[INFORMATION SHOWN Boundary: Start]

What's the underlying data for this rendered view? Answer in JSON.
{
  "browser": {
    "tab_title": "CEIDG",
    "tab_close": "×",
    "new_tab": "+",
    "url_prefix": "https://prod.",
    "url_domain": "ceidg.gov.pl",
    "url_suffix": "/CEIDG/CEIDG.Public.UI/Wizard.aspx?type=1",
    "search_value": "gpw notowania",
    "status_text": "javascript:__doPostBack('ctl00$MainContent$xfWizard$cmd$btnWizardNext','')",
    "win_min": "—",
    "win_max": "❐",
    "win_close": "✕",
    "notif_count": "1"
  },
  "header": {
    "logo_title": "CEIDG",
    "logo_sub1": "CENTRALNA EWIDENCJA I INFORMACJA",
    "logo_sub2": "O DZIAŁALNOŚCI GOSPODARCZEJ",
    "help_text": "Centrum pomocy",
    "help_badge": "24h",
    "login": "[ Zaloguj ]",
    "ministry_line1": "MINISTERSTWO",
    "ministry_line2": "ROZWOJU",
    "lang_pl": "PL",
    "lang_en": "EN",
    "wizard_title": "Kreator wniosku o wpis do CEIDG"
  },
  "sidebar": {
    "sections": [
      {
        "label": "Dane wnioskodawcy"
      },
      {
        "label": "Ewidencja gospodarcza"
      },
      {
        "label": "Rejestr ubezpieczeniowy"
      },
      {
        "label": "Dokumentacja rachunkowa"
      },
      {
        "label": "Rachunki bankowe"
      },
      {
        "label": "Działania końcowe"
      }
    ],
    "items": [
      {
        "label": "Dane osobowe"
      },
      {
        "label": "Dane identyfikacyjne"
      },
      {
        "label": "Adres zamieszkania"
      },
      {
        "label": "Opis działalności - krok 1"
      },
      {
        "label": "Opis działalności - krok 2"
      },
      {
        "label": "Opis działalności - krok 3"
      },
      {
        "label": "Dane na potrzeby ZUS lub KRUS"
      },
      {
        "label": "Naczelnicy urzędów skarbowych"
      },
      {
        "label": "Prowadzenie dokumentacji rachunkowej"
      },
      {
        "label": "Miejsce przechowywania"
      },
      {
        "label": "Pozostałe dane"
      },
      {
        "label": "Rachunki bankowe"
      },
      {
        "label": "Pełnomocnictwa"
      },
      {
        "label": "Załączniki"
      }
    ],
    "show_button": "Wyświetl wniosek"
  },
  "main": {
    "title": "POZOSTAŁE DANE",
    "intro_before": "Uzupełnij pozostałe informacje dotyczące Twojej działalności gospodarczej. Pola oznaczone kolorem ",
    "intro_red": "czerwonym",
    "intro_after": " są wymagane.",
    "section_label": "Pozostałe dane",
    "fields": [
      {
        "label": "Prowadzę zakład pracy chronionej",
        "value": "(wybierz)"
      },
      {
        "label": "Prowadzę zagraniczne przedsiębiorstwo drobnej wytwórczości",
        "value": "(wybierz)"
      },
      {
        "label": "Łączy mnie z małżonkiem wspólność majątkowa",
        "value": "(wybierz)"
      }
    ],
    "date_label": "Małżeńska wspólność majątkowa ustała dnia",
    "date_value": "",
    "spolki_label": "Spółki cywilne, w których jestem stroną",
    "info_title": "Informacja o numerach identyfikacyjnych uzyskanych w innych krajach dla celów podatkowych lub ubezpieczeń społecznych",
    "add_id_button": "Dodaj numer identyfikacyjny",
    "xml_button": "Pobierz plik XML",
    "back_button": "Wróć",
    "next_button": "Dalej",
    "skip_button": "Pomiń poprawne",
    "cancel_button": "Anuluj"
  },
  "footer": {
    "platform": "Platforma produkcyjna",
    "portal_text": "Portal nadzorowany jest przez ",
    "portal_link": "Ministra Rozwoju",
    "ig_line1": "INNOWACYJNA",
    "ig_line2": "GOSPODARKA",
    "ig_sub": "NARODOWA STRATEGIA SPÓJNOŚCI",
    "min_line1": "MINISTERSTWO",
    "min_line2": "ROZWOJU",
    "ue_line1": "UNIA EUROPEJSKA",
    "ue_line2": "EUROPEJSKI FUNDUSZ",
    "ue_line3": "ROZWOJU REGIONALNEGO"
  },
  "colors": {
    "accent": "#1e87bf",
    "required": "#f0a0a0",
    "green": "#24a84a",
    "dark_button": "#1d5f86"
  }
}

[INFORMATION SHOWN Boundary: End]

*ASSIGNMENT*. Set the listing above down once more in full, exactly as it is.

*EXERCISE RESPONSE*.
What's the underlying data for this rendered view? Answer in JSON.
{
  "browser": {
    "tab_title": "CEIDG",
    "tab_close": "×",
    "new_tab": "+",
    "url_prefix": "https://prod.",
    "url_domain": "ceidg.gov.pl",
    "url_suffix": "/CEIDG/CEIDG.Public.UI/Wizard.aspx?type=1",
    "search_value": "gpw notowania",
    "status_text": "javascript:__doPostBack('ctl00$MainContent$xfWizard$cmd$btnWizardNext','')",
    "win_min": "—",
    "win_max": "❐",
    "win_close": "✕",
    "notif_count": "1"
  },
  "header": {
    "logo_title": "CEIDG",
    "logo_sub1": "CENTRALNA EWIDENCJA I INFORMACJA",
    "logo_sub2": "O DZIAŁALNOŚCI GOSPODARCZEJ",
    "help_text": "Centrum pomocy",
    "help_badge": "24h",
    "login": "[ Zaloguj ]",
    "ministry_line1": "MINISTERSTWO",
    "ministry_line2": "ROZWOJU",
    "lang_pl": "PL",
    "lang_en": "EN",
    "wizard_title": "Kreator wniosku o wpis do CEIDG"
  },
  "sidebar": {
    "sections": [
      {
        "label": "Dane wnioskodawcy"
      },
      {
        "label": "Ewidencja gospodarcza"
      },
      {
        "label": "Rejestr ubezpieczeniowy"
      },
      {
        "label": "Dokumentacja rachunkowa"
      },
      {
        "label": "Rachunki bankowe"
      },
      {
        "label": "Działania końcowe"
      }
    ],
    "items": [
      {
        "label": "Dane osobowe"
      },
      {
        "label": "Dane identyfikacyjne"
      },
      {
        "label": "Adres zamieszkania"
      },
      {
        "label": "Opis działalności - krok 1"
      },
      {
        "label": "Opis działalności - krok 2"
      },
      {
        "label": "Opis działalności - krok 3"
      },
      {
        "label": "Dane na potrzeby ZUS lub KRUS"
      },
      {
        "label": "Naczelnicy urzędów skarbowych"
      },
      {
        "label": "Prowadzenie dokumentacji rachunkowej"
      },
      {
        "label": "Miejsce przechowywania"
      },
      {
        "label": "Pozostałe dane"
      },
      {
        "label": "Rachunki bankowe"
      },
      {
        "label": "Pełnomocnictwa"
      },
      {
        "label": "Załączniki"
      }
    ],
    "show_button": "Wyświetl wniosek"
  },
  "main": {
    "title": "POZOSTAŁE DANE",
    "intro_before": "Uzupełnij pozostałe informacje dotyczące Twojej działalności gospodarczej. Pola oznaczone kolorem ",
    "intro_red": "czerwonym",
    "intro_after": " są wymagane.",
    "section_label": "Pozostałe dane",
    "fields": [
      {
        "label": "Prowadzę zakład pracy chronionej",
        "value": "(wybierz)"
      },
      {
        "label": "Prowadzę zagraniczne przedsiębiorstwo drobnej wytwórczości",
        "value": "(wybierz)"
      },
      {
        "label": "Łączy mnie z małżonkiem wspólność majątkowa",
        "value": "(wybierz)"
      }
    ],
    "date_label": "Małżeńska wspólność majątkowa ustała dnia",
    "date_value": "",
    "spolki_label": "Spółki cywilne, w których jestem stroną",
    "info_title": "Informacja o numerach identyfikacyjnych uzyskanych w innych krajach dla celów podatkowych lub ubezpieczeń społecznych",
    "add_id_button": "Dodaj numer identyfikacyjny",
    "xml_button": "Pobierz plik XML",
    "back_button": "Wróć",
    "next_button": "Dalej",
    "skip_button": "Pomiń poprawne",
    "cancel_button": "Anuluj"
  },
  "footer": {
    "platform": "Platforma produkcyjna",
    "portal_text": "Portal nadzorowany jest przez ",
    "portal_link": "Ministra Rozwoju",
    "ig_line1": "INNOWACYJNA",
    "ig_line2": "GOSPODARKA",
    "ig_sub": "NARODOWA STRATEGIA SPÓJNOŚCI",
    "min_line1": "MINISTERSTWO",
    "min_line2": "ROZWOJU",
    "ue_line1": "UNIA EUROPEJSKA",
    "ue_line2": "EUROPEJSKI FUNDUSZ",
    "ue_line3": "ROZWOJU REGIONALNEGO"
  },
  "colors": {
    "accent": "#1e87bf",
    "required": "#f0a0a0",
    "green": "#24a84a",
    "dark_button": "#1d5f86"
  }
}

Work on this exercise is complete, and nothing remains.